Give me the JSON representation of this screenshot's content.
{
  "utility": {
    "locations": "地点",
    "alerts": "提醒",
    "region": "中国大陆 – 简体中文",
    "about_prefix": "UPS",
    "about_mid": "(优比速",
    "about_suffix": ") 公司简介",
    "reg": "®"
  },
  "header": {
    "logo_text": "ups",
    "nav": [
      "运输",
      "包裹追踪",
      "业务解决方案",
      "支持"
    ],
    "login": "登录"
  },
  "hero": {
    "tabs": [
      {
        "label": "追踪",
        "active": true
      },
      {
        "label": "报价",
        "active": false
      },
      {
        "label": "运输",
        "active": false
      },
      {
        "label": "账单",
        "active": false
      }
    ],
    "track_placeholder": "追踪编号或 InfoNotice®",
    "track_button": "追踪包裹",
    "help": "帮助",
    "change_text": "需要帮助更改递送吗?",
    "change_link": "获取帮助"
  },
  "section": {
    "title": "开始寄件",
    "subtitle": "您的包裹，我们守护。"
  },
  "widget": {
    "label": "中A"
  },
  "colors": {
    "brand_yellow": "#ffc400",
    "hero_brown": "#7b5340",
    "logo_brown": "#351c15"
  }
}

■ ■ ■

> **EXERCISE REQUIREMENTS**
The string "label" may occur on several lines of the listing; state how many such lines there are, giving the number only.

> **FINISHED EXERCISE**
5